Thursday, March 19, 2009

Australia – Ayers Rock (Uluru)

Amazed what a manmade wonder was done on this barren desert. Various range of hotels are constructed in Yulara Resort, basic facilities are well established. Post office, bank, supermarket, restaurants and free shuttle buses are available, water supply is clean and power supply is stable.

The scorching heat is quite uncomfortable. We were welcomed by millions of flies since landing at the airport. It was disturbing and irritating. The China made head covering “fly net” was the most popular “souvenir”, costs AUD10!

The aerial view from the plane shows an immense arid flat area in the central Australia. The Ayers Rock (Uluru), the world’s largest piece of rock, emerged oddly and its ochre red is eyes catching. Acc’ to Lonely Planet, it’s believed that 2/3 of the rock is beneath the sand.

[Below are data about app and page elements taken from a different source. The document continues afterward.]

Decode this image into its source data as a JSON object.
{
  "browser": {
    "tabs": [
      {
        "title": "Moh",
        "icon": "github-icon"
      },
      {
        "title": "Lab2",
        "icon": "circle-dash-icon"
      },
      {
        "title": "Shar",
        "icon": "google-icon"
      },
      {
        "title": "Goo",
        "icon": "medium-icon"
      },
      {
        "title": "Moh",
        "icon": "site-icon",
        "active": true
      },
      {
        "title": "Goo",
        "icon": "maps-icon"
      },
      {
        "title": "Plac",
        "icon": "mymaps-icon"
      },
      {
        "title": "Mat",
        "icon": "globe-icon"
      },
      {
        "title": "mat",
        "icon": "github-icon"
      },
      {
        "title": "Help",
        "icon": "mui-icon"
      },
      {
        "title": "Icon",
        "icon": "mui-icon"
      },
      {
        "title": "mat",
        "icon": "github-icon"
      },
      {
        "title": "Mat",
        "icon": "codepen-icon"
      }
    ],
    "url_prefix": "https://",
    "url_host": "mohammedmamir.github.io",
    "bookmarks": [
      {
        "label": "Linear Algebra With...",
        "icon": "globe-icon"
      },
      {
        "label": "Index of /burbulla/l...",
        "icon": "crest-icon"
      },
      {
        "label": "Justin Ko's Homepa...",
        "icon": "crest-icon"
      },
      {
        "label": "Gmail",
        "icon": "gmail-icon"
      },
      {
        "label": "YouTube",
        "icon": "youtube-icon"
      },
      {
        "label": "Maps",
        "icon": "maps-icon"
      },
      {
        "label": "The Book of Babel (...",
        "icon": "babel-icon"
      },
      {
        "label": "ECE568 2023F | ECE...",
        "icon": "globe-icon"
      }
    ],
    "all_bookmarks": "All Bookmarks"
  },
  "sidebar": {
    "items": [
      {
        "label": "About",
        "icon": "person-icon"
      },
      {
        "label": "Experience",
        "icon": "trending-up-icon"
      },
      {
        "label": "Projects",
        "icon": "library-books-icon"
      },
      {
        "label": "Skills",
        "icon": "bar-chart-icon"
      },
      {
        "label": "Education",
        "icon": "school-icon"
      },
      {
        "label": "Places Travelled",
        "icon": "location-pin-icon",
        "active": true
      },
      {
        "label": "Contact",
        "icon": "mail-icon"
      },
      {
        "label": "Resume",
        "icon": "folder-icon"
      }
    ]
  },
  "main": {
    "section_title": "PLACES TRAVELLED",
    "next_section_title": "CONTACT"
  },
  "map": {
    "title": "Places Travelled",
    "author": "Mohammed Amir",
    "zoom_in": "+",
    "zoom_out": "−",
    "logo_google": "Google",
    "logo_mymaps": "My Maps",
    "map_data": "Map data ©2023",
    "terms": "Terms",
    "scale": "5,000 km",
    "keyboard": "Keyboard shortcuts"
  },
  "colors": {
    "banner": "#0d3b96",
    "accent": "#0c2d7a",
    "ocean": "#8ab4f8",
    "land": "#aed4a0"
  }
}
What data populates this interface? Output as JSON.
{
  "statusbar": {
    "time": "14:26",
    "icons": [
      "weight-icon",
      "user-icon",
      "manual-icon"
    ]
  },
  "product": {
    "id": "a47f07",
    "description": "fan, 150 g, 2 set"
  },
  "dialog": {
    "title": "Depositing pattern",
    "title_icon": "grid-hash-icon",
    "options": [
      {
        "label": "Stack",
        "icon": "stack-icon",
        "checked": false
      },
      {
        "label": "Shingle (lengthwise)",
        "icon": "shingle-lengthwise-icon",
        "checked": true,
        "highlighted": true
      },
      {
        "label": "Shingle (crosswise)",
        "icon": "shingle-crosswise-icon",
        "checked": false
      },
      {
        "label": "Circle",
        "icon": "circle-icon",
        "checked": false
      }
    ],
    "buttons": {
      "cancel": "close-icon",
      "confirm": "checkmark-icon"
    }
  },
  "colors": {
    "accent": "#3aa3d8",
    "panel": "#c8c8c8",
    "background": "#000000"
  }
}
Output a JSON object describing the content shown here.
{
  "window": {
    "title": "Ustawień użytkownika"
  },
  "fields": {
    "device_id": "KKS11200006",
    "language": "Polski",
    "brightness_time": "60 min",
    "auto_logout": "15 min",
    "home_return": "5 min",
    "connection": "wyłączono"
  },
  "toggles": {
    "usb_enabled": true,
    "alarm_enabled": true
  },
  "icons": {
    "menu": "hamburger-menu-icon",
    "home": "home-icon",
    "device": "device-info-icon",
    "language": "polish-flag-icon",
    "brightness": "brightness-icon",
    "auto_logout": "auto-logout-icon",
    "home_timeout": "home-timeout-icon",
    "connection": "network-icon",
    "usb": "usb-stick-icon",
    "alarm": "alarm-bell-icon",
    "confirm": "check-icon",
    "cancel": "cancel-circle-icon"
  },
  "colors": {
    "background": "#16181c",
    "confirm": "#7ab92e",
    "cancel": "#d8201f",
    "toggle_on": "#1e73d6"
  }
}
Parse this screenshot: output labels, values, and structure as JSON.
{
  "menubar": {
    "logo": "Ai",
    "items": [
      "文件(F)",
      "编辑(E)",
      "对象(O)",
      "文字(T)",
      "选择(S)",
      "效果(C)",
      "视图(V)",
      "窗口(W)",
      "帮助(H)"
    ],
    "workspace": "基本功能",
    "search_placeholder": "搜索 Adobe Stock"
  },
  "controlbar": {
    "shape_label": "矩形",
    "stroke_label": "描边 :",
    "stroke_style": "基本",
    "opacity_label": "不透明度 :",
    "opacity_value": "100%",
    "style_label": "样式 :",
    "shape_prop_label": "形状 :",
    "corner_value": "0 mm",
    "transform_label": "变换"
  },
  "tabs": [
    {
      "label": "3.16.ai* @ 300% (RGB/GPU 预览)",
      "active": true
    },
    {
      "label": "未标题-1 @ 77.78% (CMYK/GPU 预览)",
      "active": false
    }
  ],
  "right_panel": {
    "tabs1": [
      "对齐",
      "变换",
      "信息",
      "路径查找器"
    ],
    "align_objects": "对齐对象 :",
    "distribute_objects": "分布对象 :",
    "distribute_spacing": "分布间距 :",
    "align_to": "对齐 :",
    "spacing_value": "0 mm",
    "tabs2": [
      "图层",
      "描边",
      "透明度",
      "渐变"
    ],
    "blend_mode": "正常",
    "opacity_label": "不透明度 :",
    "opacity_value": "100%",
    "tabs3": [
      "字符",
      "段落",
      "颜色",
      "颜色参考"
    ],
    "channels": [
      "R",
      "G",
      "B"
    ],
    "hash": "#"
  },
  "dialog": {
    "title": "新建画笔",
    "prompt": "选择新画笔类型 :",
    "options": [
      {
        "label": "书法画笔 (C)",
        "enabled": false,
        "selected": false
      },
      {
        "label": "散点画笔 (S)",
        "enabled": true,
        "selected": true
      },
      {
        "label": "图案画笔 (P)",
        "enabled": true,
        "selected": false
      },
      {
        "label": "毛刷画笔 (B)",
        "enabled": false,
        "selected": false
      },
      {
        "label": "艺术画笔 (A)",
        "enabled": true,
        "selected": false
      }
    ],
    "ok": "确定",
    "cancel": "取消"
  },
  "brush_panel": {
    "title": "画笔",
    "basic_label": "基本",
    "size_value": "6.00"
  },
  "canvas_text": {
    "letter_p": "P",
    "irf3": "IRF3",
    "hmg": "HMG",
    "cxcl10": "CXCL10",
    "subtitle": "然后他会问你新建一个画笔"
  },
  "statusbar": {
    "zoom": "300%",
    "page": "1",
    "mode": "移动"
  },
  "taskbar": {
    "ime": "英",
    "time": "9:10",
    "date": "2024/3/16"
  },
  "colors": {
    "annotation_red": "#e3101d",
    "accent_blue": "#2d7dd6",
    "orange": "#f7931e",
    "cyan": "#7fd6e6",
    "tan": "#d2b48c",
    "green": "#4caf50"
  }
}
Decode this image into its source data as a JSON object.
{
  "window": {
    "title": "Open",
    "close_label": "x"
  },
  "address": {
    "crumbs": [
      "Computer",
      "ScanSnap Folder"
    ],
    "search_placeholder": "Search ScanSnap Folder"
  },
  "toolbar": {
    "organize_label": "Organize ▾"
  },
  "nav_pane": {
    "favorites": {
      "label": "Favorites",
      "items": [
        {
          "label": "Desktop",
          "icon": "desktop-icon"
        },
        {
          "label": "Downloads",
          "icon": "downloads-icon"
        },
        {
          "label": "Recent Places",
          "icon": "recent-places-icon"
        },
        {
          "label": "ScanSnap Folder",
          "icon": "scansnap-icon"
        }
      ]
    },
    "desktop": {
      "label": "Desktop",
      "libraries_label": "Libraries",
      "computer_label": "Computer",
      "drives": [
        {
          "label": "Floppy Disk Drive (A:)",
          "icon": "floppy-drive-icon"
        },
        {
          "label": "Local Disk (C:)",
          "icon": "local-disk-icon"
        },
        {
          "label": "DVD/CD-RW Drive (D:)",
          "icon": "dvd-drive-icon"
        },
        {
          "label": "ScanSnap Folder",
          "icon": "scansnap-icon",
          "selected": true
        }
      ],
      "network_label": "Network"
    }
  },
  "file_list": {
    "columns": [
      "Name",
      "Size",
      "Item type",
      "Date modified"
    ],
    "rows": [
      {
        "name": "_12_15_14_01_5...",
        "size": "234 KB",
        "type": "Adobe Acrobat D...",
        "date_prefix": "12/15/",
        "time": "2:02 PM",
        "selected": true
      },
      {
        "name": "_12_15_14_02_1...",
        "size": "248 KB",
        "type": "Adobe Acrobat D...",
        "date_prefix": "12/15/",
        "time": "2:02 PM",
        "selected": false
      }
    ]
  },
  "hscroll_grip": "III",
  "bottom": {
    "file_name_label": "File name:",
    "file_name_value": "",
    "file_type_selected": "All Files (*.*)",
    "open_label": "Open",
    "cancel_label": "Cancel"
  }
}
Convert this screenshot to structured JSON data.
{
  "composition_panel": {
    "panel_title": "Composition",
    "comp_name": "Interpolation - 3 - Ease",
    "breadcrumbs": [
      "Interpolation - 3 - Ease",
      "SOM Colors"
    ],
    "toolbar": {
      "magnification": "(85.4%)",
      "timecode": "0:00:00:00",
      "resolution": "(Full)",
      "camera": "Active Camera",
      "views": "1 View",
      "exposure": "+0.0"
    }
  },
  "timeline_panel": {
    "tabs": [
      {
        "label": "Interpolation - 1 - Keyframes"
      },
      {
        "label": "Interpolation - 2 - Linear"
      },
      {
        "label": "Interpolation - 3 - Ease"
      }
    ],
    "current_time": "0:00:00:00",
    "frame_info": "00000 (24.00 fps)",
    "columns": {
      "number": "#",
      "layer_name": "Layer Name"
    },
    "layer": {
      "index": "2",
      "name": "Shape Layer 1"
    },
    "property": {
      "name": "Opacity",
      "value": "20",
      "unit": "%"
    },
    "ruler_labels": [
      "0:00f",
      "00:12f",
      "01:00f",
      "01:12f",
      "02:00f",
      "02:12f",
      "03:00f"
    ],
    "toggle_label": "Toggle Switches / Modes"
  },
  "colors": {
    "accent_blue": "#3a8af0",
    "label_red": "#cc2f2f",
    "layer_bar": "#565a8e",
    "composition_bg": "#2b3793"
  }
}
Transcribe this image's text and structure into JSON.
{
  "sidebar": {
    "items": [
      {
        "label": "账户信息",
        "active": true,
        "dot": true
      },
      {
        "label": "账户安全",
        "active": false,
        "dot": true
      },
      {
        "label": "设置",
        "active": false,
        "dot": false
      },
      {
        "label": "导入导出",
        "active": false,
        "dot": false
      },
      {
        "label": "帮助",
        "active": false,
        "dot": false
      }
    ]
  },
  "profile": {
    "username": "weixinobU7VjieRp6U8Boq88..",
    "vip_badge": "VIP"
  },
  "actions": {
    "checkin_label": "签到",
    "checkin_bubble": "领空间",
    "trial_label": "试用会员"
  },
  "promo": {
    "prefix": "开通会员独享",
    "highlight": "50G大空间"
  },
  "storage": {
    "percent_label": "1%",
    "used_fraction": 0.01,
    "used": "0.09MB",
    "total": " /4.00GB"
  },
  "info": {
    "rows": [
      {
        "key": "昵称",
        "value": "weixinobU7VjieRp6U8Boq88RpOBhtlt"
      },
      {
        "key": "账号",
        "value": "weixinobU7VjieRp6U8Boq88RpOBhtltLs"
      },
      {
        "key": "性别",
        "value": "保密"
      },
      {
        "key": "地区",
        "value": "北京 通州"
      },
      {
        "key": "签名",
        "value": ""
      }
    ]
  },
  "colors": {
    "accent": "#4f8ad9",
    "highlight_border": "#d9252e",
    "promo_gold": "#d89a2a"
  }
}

The main attraction Uluru is a holy place to the aboriginals. Tourists are advised not to remove any rock or sand in this area. The tour guide said lots of tourists sent back their “stolen souvenir” when they deemed being cursed as rumours go.

I joined the 10km Uluru base walk the next morning, circumnavigating the rocks. The guide narrated the mystic stories about Kuniya (a woma python) and Liru (a poisonous snake), the conflicts between tribes. Of course, legends were always exaggerated. We were advised not to photograph any holy places, I didn’t know if camera could capture spirits. In order to compromise the income of community and the curiosity of some tourists, the climb to the holy Uluru is allowed, though discouraged by the Anangu people, the Aboriginal traditional owners of Uluru. Some indigenous paintings could still be seen in the caves.

Adjacent was Kata Tjuta (means many heads), another few pieces of rocks emerged from the plain desert. Not really special indeed.

During my short stay in this outback, I didn’t see any 1.8m tall, weight 80kg kangaroo.